Think of it this way. DOTD, along with its design and consulting partners Stantec Consulting Services, works on the Connector with the specific alignments, overpasses, underpasses and interchanges all within its territory. The Context Sensitive Solutions portion of that project will attempt to address community concerns without deviation from the ROD.
The TIGER team members design the Corridor, the adjacent communities and arterial roadways, and will operate in response to the transportation fixtures cemented by the Connector. Theirs will be the world of plazas and urban gardens, of lighted gateways, public art and economic revitalization. In that regard, they are not beholden to the design restrictions set by the ROD, but can encourage further deviation to an extent.
The TIGER team is thus fundamentally reactive in procedure, though it has leverage to be proactive on the Connector's final design — ostensibly, the will of the people and the ear of the federal government.
To the extent that the Connector and Corridor must interact, there is considerable murkiness as to how.
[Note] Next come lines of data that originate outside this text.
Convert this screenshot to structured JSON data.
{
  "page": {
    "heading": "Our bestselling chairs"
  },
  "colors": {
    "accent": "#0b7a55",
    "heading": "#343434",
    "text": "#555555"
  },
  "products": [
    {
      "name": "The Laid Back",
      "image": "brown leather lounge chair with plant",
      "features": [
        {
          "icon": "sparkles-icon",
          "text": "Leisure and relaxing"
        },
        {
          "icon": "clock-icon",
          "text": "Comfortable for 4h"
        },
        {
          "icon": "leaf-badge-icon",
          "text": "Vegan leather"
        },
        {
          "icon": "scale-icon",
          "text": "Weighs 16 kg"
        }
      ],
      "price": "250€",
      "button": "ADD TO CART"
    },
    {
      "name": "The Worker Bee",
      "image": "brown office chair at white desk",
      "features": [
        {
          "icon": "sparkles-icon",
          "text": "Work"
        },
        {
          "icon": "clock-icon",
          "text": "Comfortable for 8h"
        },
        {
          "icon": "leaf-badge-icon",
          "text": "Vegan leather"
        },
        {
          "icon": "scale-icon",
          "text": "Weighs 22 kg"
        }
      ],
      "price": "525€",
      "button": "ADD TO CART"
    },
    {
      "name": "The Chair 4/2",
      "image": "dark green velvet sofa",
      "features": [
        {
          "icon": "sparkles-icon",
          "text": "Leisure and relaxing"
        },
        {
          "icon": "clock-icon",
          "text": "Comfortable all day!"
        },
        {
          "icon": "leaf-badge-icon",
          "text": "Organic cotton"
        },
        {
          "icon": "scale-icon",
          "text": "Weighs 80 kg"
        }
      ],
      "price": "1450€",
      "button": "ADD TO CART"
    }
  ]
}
Currently, parties representing the TIGER-grant team and DOTD are working on a Memorandum of Understanding that will outline what each player is responsible for, and what authority they have over which decision. Having a more direct line to the federal government — which will likely provide most of the estimated $700 million to $1 billion needed to complete the project — gives LCG something of a trump card, though it's unclear what that means in practice.
At the TIGER grant announcement event on Dec. 1, Mayor-President Joey Durel said he hated to use the word “mitigate.” But that’s precisely what the TIGER grant does — provide a chance to make the best of a bad situation for those in the immediate impact zone.
Want to get involved? Attend the local Sierra Club’s “Y-49” meeting on Dec. 3 at the Lafayette Public Library Downtown. Meeting starts at 6 p.m.
To be sure, the current state of the Evangeline Thruway corridor, the general alignment for the Connector, is blighted and bleak. At that same event, City-Parish Council Chairman Kenneth Boudreaux pointed out that, with the TIGER grant and infrastructural attention paid with a major highway project, the adjacent communities will get economic attention long neglected by a city sprawling southward and outward.
We’re already just under two months into DOTD’s 18-month design process, and things seem somewhat tense and stale. DOTD, for its part, has consistently messaged that the Connector’s design is more or less complete as of the 2002 ROD. Stantec consultant Steve Wallace infamously likened the current phase of design to that of picking out shingles and wall colors for a house. Their fear in all of this, it seems, is that if we revisit 15-year-old plans based on 15-year-old data, we’ll have to do it all over again.
We have some say in how this thing gets built, but it's unclear that we have a say in "if" the thing gets built. For its part, the DOTD/Stantec team has insisted that the ROD is an immovable fixture. What confuses that message is the fact that the ROD is currently under re-evaluation as required by DOTD’s own procedures.
The 2002 Final EIS used to create it stood on demographic data gathered only as late as 1990. At a Sierra Club sponsored forum on Dec. 3, DOTD Project Manager Toby Picard assured folks that DOTD is accounting for environmental changes in the proposed right of way contained in the I-49 ROD. In that same meeting, Picard repeated that significant changes to planning elements cemented in the ROD would pose a risk to the document's validity in the eyes of the federal government.
To what extent DOTD's CSS consultants and the parallel TIGER grant operatives can propose changes that threaten what is enshrined in the ROD and still move forward with the project is unclear. No doubt as the two groups hammer out the roles they'll be playing going forward, we'll get a better idea.